Another attack campaign, to which Apple, Facebook, Microsoft and Twitter fell victim, used a watering-hole technique and infected visitors to an iOS development site with malware, which then allowed attackers to penetrate victims’ corporate networks.
Finally, when it comes to any list of top online threats facing businesses, don’t forget crimeware toolkits, which continue to target existing vulnerabilities in PCs — most often outdated Java browser plug-ins sporting known vulnerabilities.
None of those attacks — or attack techniques — have involved an employee getting his phone owned, and businesses remain far more likely to get owned by Windows malware than by mobile malware. For example, consider this week’s warning from Microsoft that in-the-wild exploits are targeting a zero-day vulnerability that exists in all versions of Internet Explorer. According to research released by security firm Websense, close to 70% of Windows business users are susceptible to this IE zero-day exploit.
With those odds of Windows exploitation success, why bother with Android?
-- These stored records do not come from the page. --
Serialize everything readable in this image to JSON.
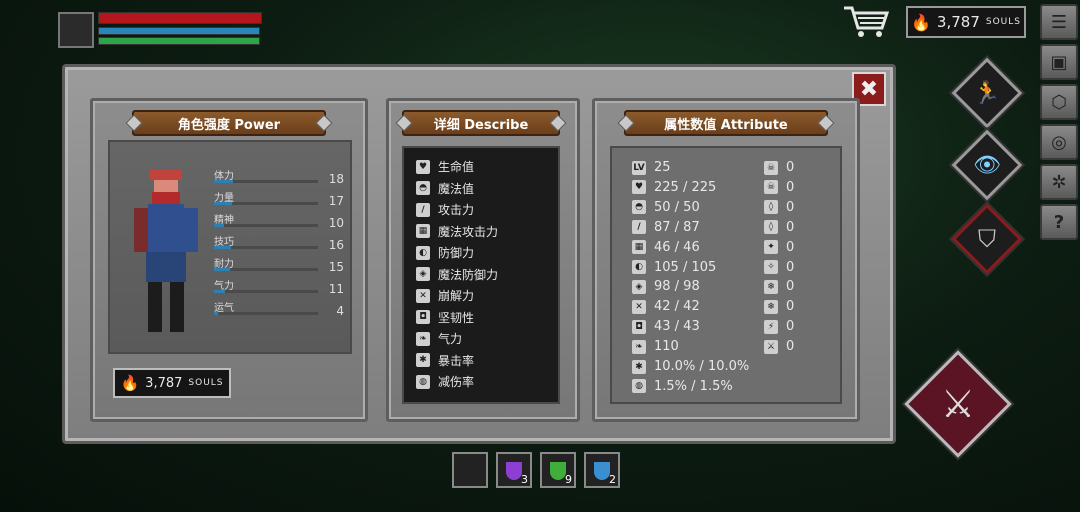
{
  "hud": {
    "souls": {
      "amount": "3,787",
      "unit": "SOULS"
    },
    "icons": [
      "shopping-cart-icon",
      "menu-list-icon",
      "backpack-icon",
      "armor-icon",
      "settings-icon",
      "gear-icon",
      "help-icon",
      "run-icon",
      "eye-icon",
      "shield-icon",
      "crossed-swords-icon"
    ],
    "help_label": "?",
    "close_label": "✖"
  },
  "power": {
    "title": "角色强度 Power",
    "stats": [
      {
        "label": "体力",
        "value": "18",
        "level": 0.18
      },
      {
        "label": "力量",
        "value": "17",
        "level": 0.17
      },
      {
        "label": "精神",
        "value": "10",
        "level": 0.1
      },
      {
        "label": "技巧",
        "value": "16",
        "level": 0.16
      },
      {
        "label": "耐力",
        "value": "15",
        "level": 0.15
      },
      {
        "label": "气力",
        "value": "11",
        "level": 0.11
      },
      {
        "label": "运气",
        "value": "4",
        "level": 0.04
      }
    ],
    "souls": {
      "amount": "3,787",
      "unit": "SOULS"
    }
  },
  "describe": {
    "title": "详细 Describe",
    "items": [
      "生命值",
      "魔法值",
      "攻击力",
      "魔法攻击力",
      "防御力",
      "魔法防御力",
      "崩解力",
      "坚韧性",
      "气力",
      "暴击率",
      "减伤率"
    ]
  },
  "attribute": {
    "title": "属性数值 Attribute",
    "level_icon": "LV",
    "left": [
      "25",
      "225 / 225",
      "50 / 50",
      "87 / 87",
      "46 / 46",
      "105 / 105",
      "98 / 98",
      "42 / 42",
      "43 / 43",
      "110",
      "10.0% / 10.0%",
      "1.5% / 1.5%"
    ],
    "right": [
      "0",
      "0",
      "0",
      "0",
      "0",
      "0",
      "0",
      "0",
      "0",
      "0"
    ]
  },
  "quickbar": {
    "slots": [
      {
        "name": "empty-slot",
        "count": ""
      },
      {
        "name": "purple-potion",
        "count": "3"
      },
      {
        "name": "green-potion",
        "count": "9"
      },
      {
        "name": "blue-potion",
        "count": "2"
      }
    ]
  },
  "colors": {
    "hp": "#b5161b",
    "mp": "#2a86b8",
    "stamina": "#2ea34a",
    "accent": "#8b5a2c"
  }
}
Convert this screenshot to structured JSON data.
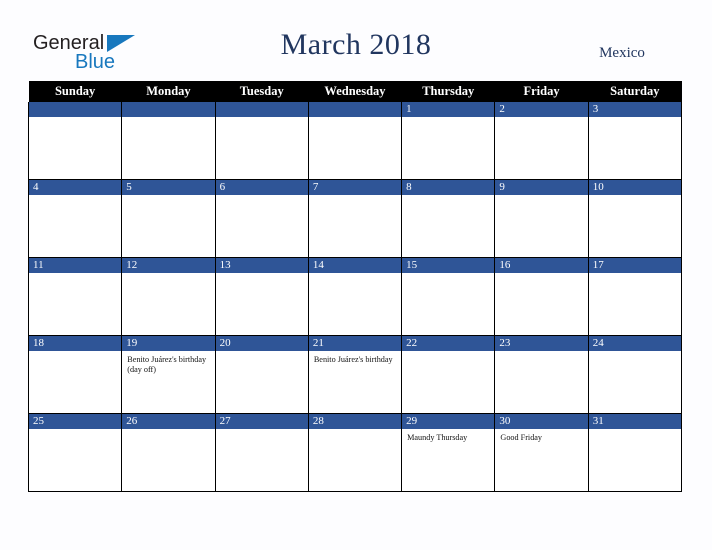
{
  "brand": {
    "name_part1": "General",
    "name_part2": "Blue",
    "triangle_icon": "triangle-icon",
    "primary_color": "#1878be",
    "text_color": "#231f20"
  },
  "header": {
    "title": "March 2018",
    "region": "Mexico",
    "title_color": "#21365f"
  },
  "calendar": {
    "month": "March",
    "year": "2018",
    "country": "Mexico",
    "header_background": "#000000",
    "date_bar_color": "#2f5597",
    "weekday_headers": [
      "Sunday",
      "Monday",
      "Tuesday",
      "Wednesday",
      "Thursday",
      "Friday",
      "Saturday"
    ],
    "weeks": [
      [
        {
          "number": "",
          "events": []
        },
        {
          "number": "",
          "events": []
        },
        {
          "number": "",
          "events": []
        },
        {
          "number": "",
          "events": []
        },
        {
          "number": "1",
          "events": []
        },
        {
          "number": "2",
          "events": []
        },
        {
          "number": "3",
          "events": []
        }
      ],
      [
        {
          "number": "4",
          "events": []
        },
        {
          "number": "5",
          "events": []
        },
        {
          "number": "6",
          "events": []
        },
        {
          "number": "7",
          "events": []
        },
        {
          "number": "8",
          "events": []
        },
        {
          "number": "9",
          "events": []
        },
        {
          "number": "10",
          "events": []
        }
      ],
      [
        {
          "number": "11",
          "events": []
        },
        {
          "number": "12",
          "events": []
        },
        {
          "number": "13",
          "events": []
        },
        {
          "number": "14",
          "events": []
        },
        {
          "number": "15",
          "events": []
        },
        {
          "number": "16",
          "events": []
        },
        {
          "number": "17",
          "events": []
        }
      ],
      [
        {
          "number": "18",
          "events": []
        },
        {
          "number": "19",
          "events": [
            "Benito Juárez's birthday (day off)"
          ]
        },
        {
          "number": "20",
          "events": []
        },
        {
          "number": "21",
          "events": [
            "Benito Juárez's birthday"
          ]
        },
        {
          "number": "22",
          "events": []
        },
        {
          "number": "23",
          "events": []
        },
        {
          "number": "24",
          "events": []
        }
      ],
      [
        {
          "number": "25",
          "events": []
        },
        {
          "number": "26",
          "events": []
        },
        {
          "number": "27",
          "events": []
        },
        {
          "number": "28",
          "events": []
        },
        {
          "number": "29",
          "events": [
            "Maundy Thursday"
          ]
        },
        {
          "number": "30",
          "events": [
            "Good Friday"
          ]
        },
        {
          "number": "31",
          "events": []
        }
      ]
    ]
  }
}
In crime, as in other walks of life, time is money, and that’s one likely explanation for why large-scale attacks have never been seen targeting mobile devices. “There are probably 100,000 pieces of Windows malware for every piece of Android malware, and 100,000 pieces of Android malware for iOS,” Miller said.
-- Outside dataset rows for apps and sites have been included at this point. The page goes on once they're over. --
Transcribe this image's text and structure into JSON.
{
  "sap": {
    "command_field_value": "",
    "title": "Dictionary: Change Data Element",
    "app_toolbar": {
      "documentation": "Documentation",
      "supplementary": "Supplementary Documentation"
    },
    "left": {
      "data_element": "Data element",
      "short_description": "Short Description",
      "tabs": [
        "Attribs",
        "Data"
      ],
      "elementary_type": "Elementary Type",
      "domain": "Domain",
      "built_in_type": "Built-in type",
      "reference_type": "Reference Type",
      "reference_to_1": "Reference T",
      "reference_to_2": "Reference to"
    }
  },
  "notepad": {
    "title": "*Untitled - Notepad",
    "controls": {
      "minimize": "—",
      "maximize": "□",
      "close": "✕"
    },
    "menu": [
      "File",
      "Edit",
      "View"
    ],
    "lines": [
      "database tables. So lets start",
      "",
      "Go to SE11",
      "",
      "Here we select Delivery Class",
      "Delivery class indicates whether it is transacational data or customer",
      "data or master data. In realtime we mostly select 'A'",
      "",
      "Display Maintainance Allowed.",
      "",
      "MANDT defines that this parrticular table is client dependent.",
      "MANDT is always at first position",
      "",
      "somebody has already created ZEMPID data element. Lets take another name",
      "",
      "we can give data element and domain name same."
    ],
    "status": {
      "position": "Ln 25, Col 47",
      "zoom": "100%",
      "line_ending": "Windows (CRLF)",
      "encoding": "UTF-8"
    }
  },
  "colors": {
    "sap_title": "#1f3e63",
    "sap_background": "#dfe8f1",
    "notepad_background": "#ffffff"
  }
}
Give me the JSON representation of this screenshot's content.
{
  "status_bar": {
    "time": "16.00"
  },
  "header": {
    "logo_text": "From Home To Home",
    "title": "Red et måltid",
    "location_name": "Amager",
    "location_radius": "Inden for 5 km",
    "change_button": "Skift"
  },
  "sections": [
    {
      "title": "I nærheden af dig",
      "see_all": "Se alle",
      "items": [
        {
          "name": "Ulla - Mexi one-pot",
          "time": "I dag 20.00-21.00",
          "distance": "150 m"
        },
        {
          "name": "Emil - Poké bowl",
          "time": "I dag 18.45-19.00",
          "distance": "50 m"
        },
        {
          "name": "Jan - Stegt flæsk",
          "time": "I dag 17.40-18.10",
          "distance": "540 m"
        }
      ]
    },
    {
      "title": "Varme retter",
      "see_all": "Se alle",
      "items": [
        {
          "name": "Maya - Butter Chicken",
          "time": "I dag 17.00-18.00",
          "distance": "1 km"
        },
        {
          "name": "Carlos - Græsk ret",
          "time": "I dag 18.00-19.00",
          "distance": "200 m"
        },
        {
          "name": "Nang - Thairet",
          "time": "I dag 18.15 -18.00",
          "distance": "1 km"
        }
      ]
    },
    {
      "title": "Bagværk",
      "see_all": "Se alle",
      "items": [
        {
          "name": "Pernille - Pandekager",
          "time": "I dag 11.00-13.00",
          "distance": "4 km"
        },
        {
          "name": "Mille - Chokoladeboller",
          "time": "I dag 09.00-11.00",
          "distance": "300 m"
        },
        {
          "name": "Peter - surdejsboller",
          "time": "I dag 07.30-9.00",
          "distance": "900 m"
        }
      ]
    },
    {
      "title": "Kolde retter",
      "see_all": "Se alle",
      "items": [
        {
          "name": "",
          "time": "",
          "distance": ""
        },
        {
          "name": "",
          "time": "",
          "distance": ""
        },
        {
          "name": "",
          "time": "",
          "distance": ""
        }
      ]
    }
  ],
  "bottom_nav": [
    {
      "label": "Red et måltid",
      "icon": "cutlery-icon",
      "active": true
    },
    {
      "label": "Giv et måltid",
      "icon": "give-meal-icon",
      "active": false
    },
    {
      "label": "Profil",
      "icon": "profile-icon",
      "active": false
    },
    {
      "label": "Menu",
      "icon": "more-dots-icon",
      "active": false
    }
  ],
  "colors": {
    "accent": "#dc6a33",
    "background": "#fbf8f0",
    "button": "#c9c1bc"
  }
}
Furthermore, even when mobile malware exists, it’s relatively difficult to get it to infect a target. “There are a few ways that a bad guy gets malware on your phone or refrigerator or something. Either it’s malware you downloaded and ran — maybe it tricked you — and the other way is through an exploit, and that requires a vulnerability in your Web browser or something,” said Miller.
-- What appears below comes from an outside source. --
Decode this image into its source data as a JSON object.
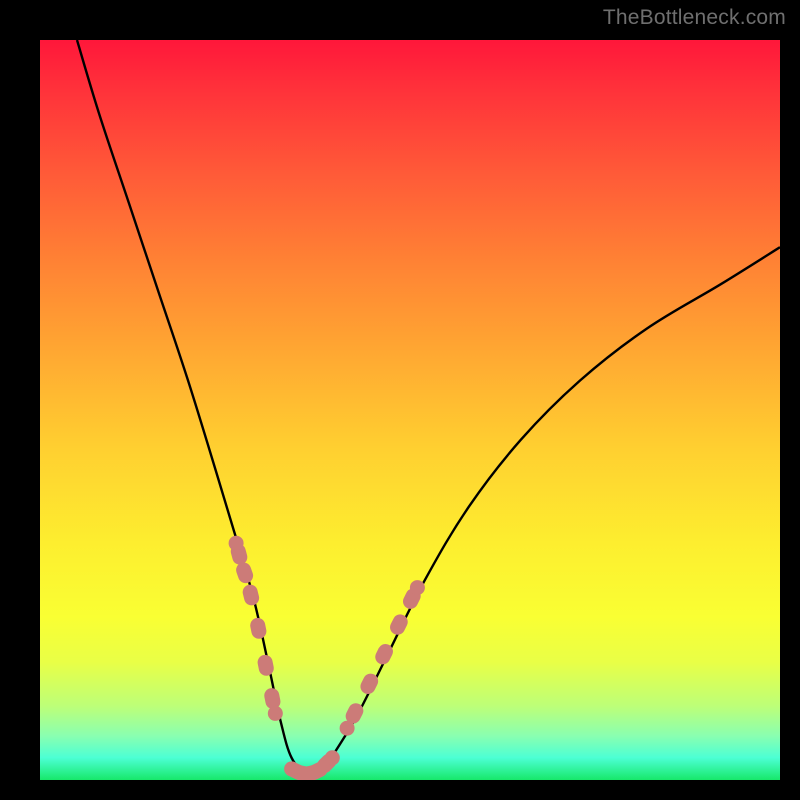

Apple users — who haven’t jailbroken their device — in particular face almost no threat of having their device hacked. That’s because attackers would need to find their way past Apple’s walled-garden security model, which involves submitting apps for approval to Apple before they can be distributed via the App Store.
Most developers won’t want to bother or risk potentially burning their precious Apple developer program pass, said Miller, who himself in 2011 was excommunicated from the program for one year after he sneaked a malicious proof-of-concept iOS app past the Apple censors. “You have to pay money to get into the program, and it’s a big hassle to get kicked out — not to mention all the work you put into it is all for nothing,” he said.
Even if an attacker did manage to sneak malware into the App Store, many security researchers suspect — no one knows for sure — that like Google’s kill switch for malicious Android apps, Apple has the ability to remotely remove apps from customers’ iOS devices.
Accordingly, why would any criminal ever bother with iOS? “For example, think about comparing malware between Windows desktop and iOS,” said Miller. “On Windows, if you get someone to download an EXE and they execute it, that thing will probably be on your computer forever.”
Of course, mobile devices can be hacked. But for criminals to achieve any given nefarious goal, mobile devices simply have not been worth the effort. “For people like me who are just trying to show off, it makes sense for us to show off using the new technology,” Miller said. “But if you’re a criminal … it’s way easier to attack desktops, and you get the same result.”
What do security researchers do when they discover a vulnerability that might enable an attacker to compromise one of your organization’s applications or systems? The The Security Pro’s Guide To Responsible Vulnerability Disclosure report looks at the changing nature of vulnerability disclosure and how it might affect the way you seek, identify and eradicate vulnerabilities in your own IT environment. (Free registration required.)